DATA SECTION:
■ ■ ■ ■

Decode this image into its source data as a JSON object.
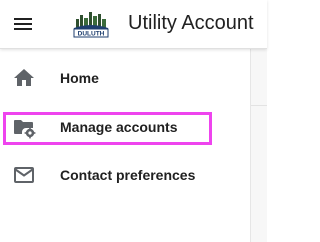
{
  "header": {
    "title": "Utility Account",
    "menu_icon": "hamburger-menu-icon",
    "logo": {
      "text": "DULUTH",
      "icon": "city-skyline-logo"
    }
  },
  "sidebar": {
    "items": [
      {
        "label": "Home",
        "icon": "home-icon"
      },
      {
        "label": "Manage accounts",
        "icon": "folder-settings-icon"
      },
      {
        "label": "Contact preferences",
        "icon": "mail-icon"
      }
    ]
  },
  "colors": {
    "highlight": "#ee44ee",
    "icon": "#5f6368",
    "text": "#212121"
  }
}
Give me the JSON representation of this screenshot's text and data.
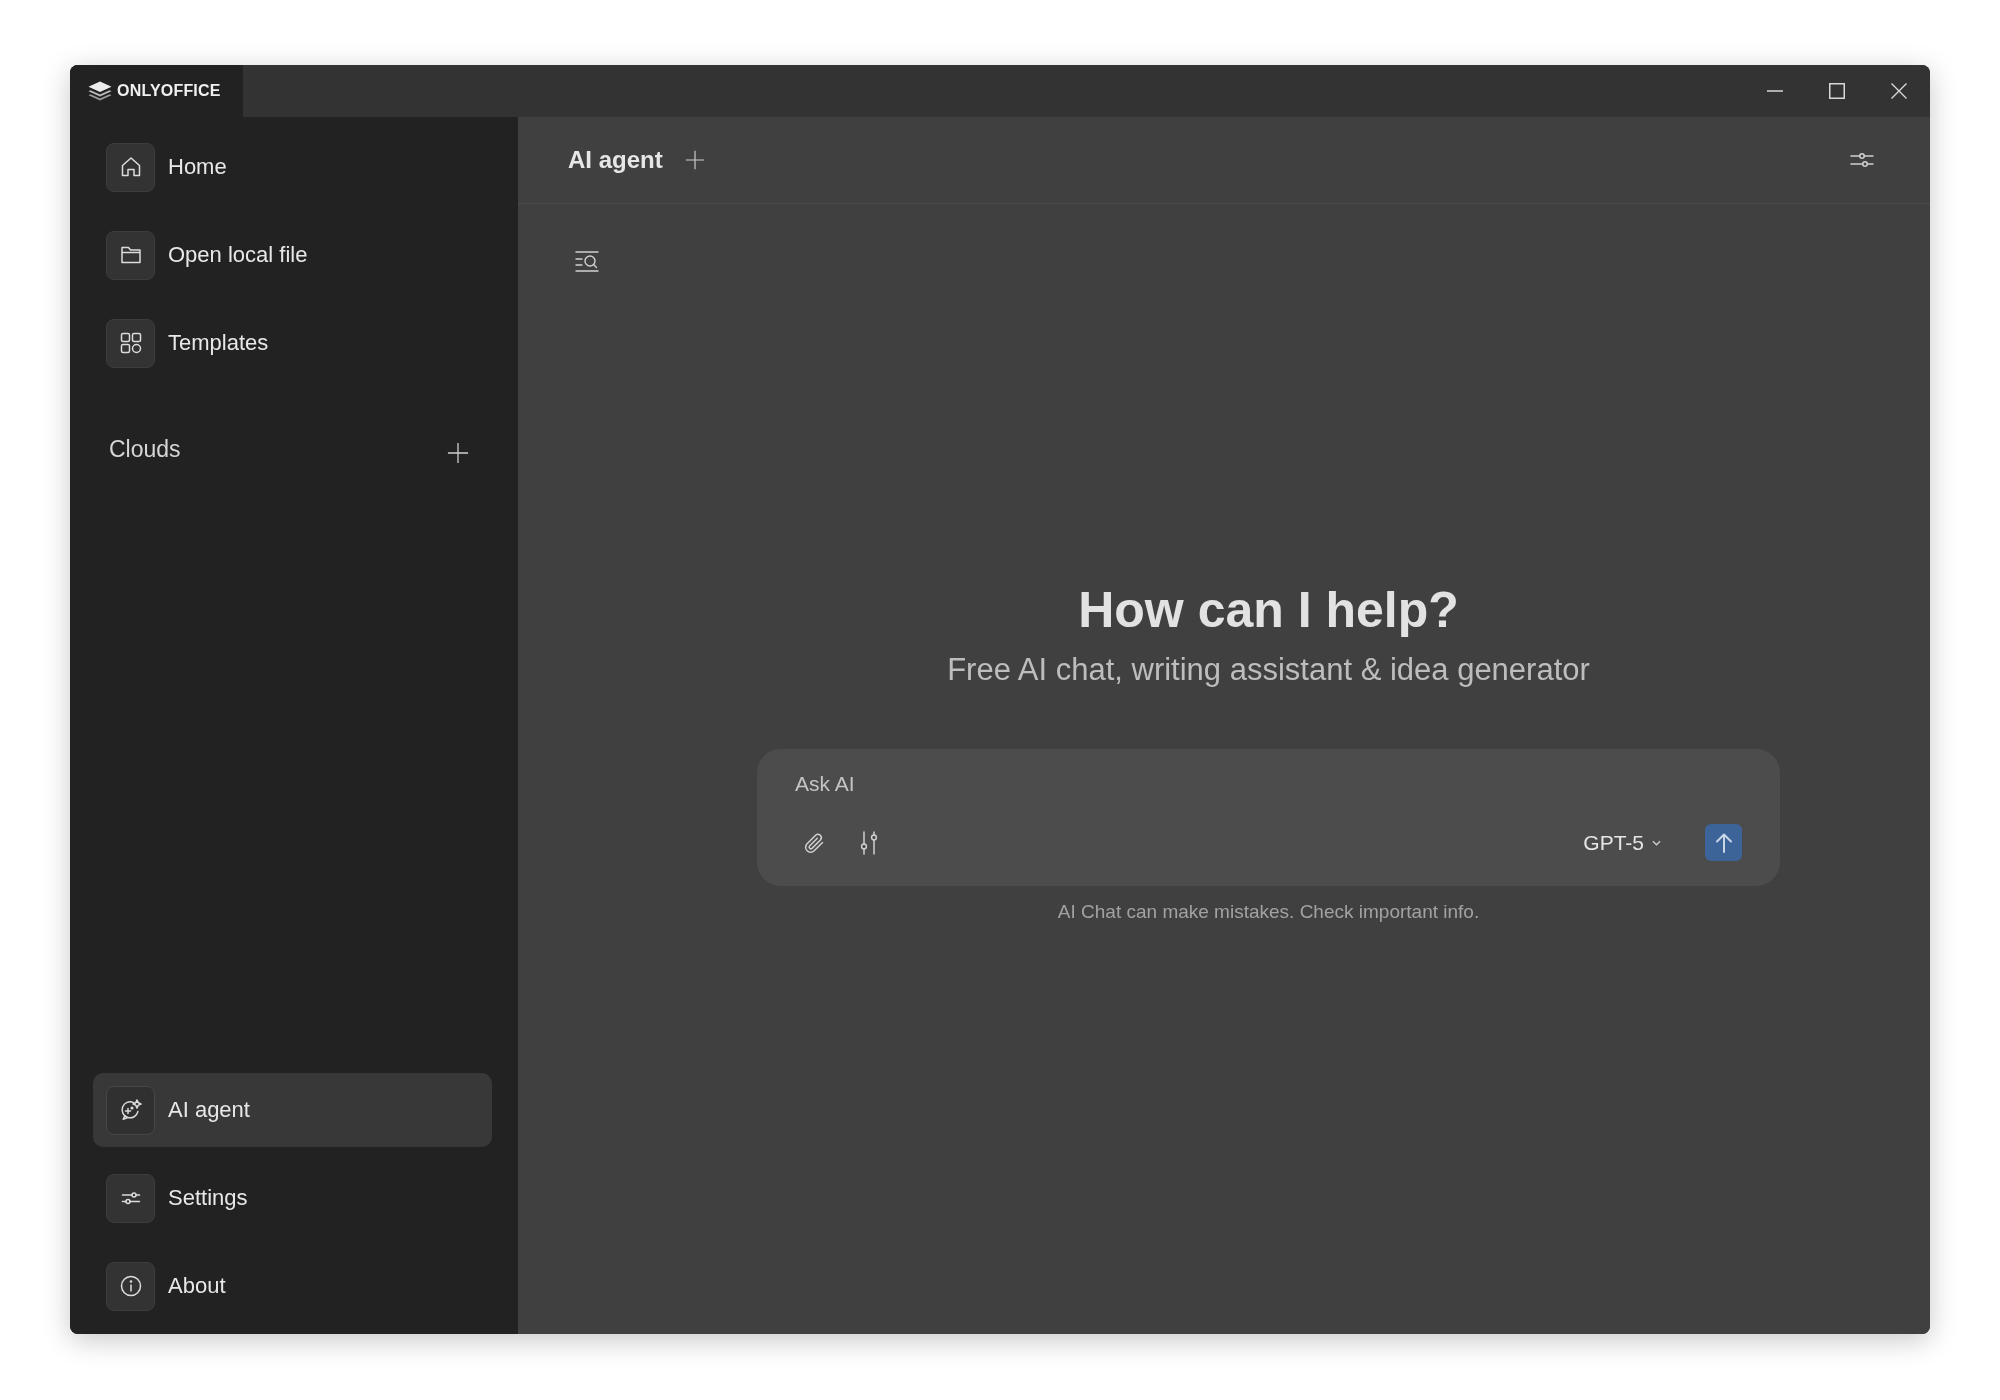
{
  "window": {
    "app_name": "ONLYOFFICE"
  },
  "sidebar": {
    "top_items": [
      {
        "label": "Home",
        "selected": false
      },
      {
        "label": "Open local file",
        "selected": false
      },
      {
        "label": "Templates",
        "selected": false
      }
    ],
    "clouds": {
      "label": "Clouds"
    },
    "bottom_items": [
      {
        "label": "AI agent",
        "selected": true
      },
      {
        "label": "Settings",
        "selected": false
      },
      {
        "label": "About",
        "selected": false
      }
    ]
  },
  "main": {
    "header": {
      "title": "AI agent"
    },
    "heading": "How can I help?",
    "subheading": "Free AI chat, writing assistant & idea generator",
    "composer": {
      "placeholder": "Ask AI",
      "model": "GPT-5"
    },
    "disclaimer": "AI Chat can make mistakes. Check important info."
  }
}
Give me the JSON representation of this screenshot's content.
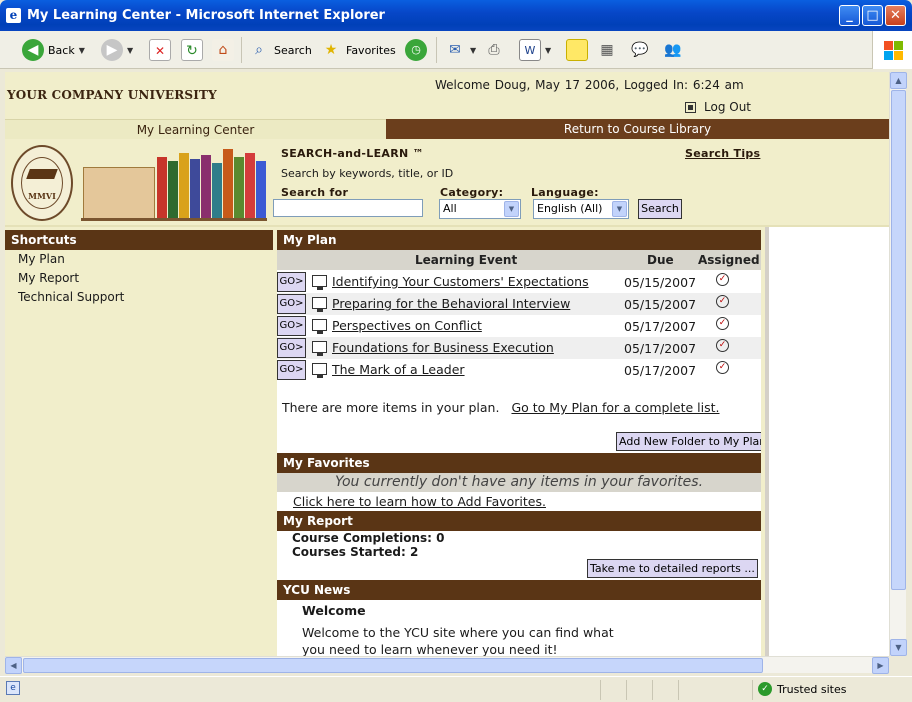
{
  "window": {
    "title": "My Learning Center - Microsoft Internet Explorer",
    "buttons": {
      "minimize": "_",
      "maximize": "□",
      "close": "✕"
    }
  },
  "toolbar": {
    "back_label": "Back",
    "search_label": "Search",
    "favorites_label": "Favorites"
  },
  "header": {
    "university_name": "YOUR COMPANY UNIVERSITY",
    "welcome_text": "Welcome  Doug,  May 17 2006,  Logged In:  6:24 am",
    "logout_label": "Log Out"
  },
  "tabs": {
    "active": "My Learning Center",
    "other": "Return to Course Library"
  },
  "search": {
    "title": "SEARCH-and-LEARN ™",
    "tips_label": "Search Tips",
    "hint": "Search by keywords, title, or ID",
    "search_for_label": "Search for",
    "search_value": "",
    "category_label": "Category:",
    "category_value": "All",
    "language_label": "Language:",
    "language_value": "English (All)",
    "button_label": "Search"
  },
  "logo": {
    "seal_text": "MMVI"
  },
  "shortcuts": {
    "title": "Shortcuts",
    "items": [
      "My Plan",
      "My Report",
      "Technical Support"
    ]
  },
  "my_plan": {
    "title": "My Plan",
    "columns": {
      "event": "Learning Event",
      "due": "Due",
      "assigned": "Assigned"
    },
    "go_label": "GO>",
    "rows": [
      {
        "event": "Identifying Your Customers' Expectations",
        "due": "05/15/2007"
      },
      {
        "event": "Preparing for the Behavioral Interview",
        "due": "05/15/2007"
      },
      {
        "event": "Perspectives on Conflict",
        "due": "05/17/2007"
      },
      {
        "event": "Foundations for Business Execution",
        "due": "05/17/2007"
      },
      {
        "event": "The Mark of a Leader",
        "due": "05/17/2007"
      }
    ],
    "more_text": "There are more items in your plan.",
    "more_link": "Go to My Plan for a complete list.",
    "add_folder_label": "Add New Folder to My Plan"
  },
  "my_favorites": {
    "title": "My Favorites",
    "empty_text": "You currently don't have any items in your favorites.",
    "help_link": "Click here to learn how to Add Favorites."
  },
  "my_report": {
    "title": "My Report",
    "completions": "Course Completions: 0",
    "started": "Courses Started: 2",
    "details_label": "Take me to detailed reports ..."
  },
  "news": {
    "title": "YCU News",
    "heading": "Welcome",
    "body": "Welcome to the YCU site where you can find what you need to learn whenever you need it!"
  },
  "statusbar": {
    "zone": "Trusted sites"
  }
}
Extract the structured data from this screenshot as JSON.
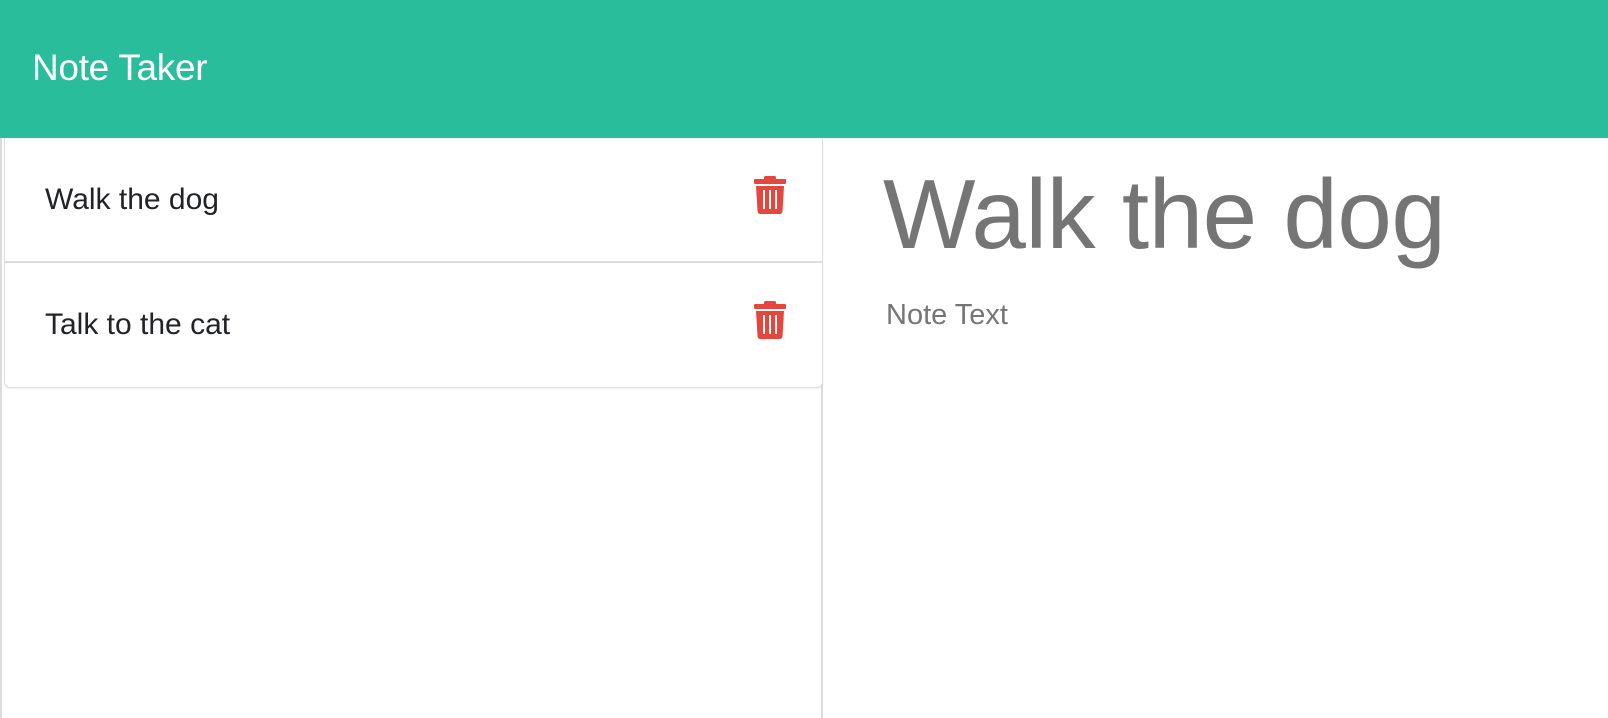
{
  "navbar": {
    "brand": "Note Taker",
    "background": "#2abd9c"
  },
  "notes": {
    "items": [
      {
        "title": "Walk the dog",
        "delete_icon": "trash-icon"
      },
      {
        "title": "Talk to the cat",
        "delete_icon": "trash-icon"
      }
    ],
    "delete_color": "#e5473f"
  },
  "editor": {
    "title_value": "Walk the dog",
    "text_placeholder": "Note Text",
    "text_value": ""
  }
}
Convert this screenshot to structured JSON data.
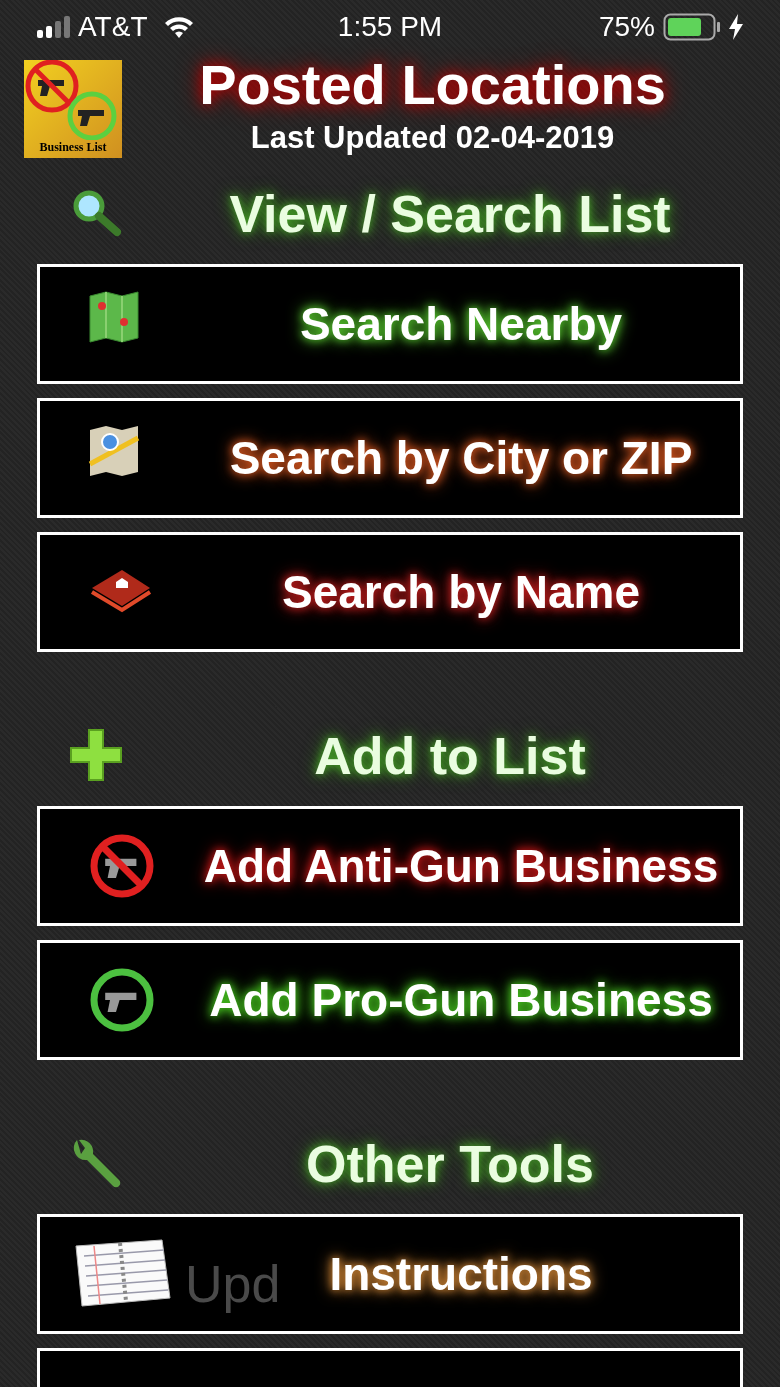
{
  "status_bar": {
    "carrier": "AT&T",
    "time": "1:55 PM",
    "battery": "75%",
    "level": 0.75
  },
  "header": {
    "logo_caption": "Business List",
    "title": "Posted Locations",
    "subtitle": "Last Updated 02-04-2019"
  },
  "sections": [
    {
      "title": "View / Search List",
      "buttons": [
        {
          "label": "Search Nearby"
        },
        {
          "label": "Search by City or ZIP"
        },
        {
          "label": "Search by Name"
        }
      ]
    },
    {
      "title": "Add to List",
      "buttons": [
        {
          "label": "Add Anti-Gun Business"
        },
        {
          "label": "Add Pro-Gun Business"
        }
      ]
    },
    {
      "title": "Other Tools",
      "more_below": true,
      "buttons": [
        {
          "label": "Instructions",
          "ghost_text": "Upd"
        }
      ]
    }
  ]
}
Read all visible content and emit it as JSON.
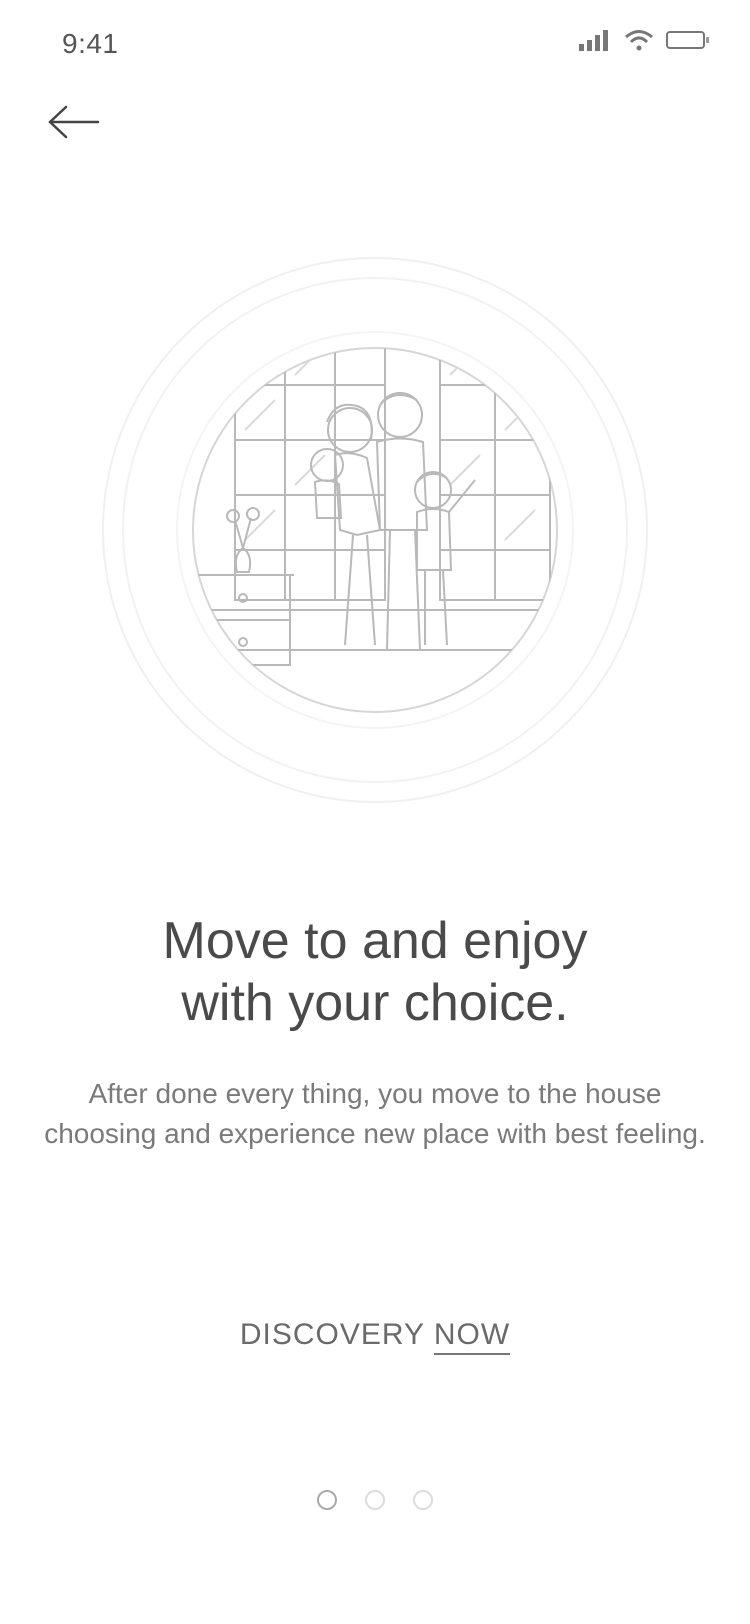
{
  "status_bar": {
    "time": "9:41",
    "icons": [
      "cellular-signal-icon",
      "wifi-icon",
      "battery-icon"
    ]
  },
  "nav": {
    "back_icon": "arrow-left-icon"
  },
  "illustration": {
    "icon": "family-at-home-illustration"
  },
  "onboarding": {
    "title": "Move to and enjoy\nwith your choice.",
    "description": "After done every thing, you move to the house choosing and experience new place with best feeling.",
    "cta_part1": "DISCOVERY ",
    "cta_part2": "NOW"
  },
  "pager": {
    "count": 3,
    "active_index": 0
  },
  "colors": {
    "text_primary": "#4a4a4a",
    "text_secondary": "#7a7a7a",
    "line_art": "#b5b5b5",
    "ring": "#eeeeee"
  }
}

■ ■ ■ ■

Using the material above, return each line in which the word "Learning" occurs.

ANSWER TO THIS PROBLEM:
    "title": "My Learning Center - Microsoft Internet Explorer",
    "active": "My Learning Center",
      "event": "Learning Event",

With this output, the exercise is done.